▶ **Element data from apps and pages**:

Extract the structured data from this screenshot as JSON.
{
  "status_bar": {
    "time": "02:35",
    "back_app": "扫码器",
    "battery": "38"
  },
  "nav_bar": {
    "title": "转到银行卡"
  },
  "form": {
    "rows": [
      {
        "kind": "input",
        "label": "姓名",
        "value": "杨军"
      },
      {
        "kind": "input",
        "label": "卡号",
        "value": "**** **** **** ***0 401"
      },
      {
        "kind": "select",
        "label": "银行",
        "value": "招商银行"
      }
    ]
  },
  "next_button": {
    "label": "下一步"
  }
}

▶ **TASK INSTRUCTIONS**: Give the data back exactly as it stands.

▶ **TASK ANSWER**:
Extract the structured data from this screenshot as JSON.
{
  "status_bar": {
    "time": "02:35",
    "back_app": "扫码器",
    "battery": "38"
  },
  "nav_bar": {
    "title": "转到银行卡"
  },
  "form": {
    "rows": [
      {
        "kind": "input",
        "label": "姓名",
        "value": "杨军"
      },
      {
        "kind": "input",
        "label": "卡号",
        "value": "**** **** **** ***0 401"
      },
      {
        "kind": "select",
        "label": "银行",
        "value": "招商银行"
      }
    ]
  },
  "next_button": {
    "label": "下一步"
  }
}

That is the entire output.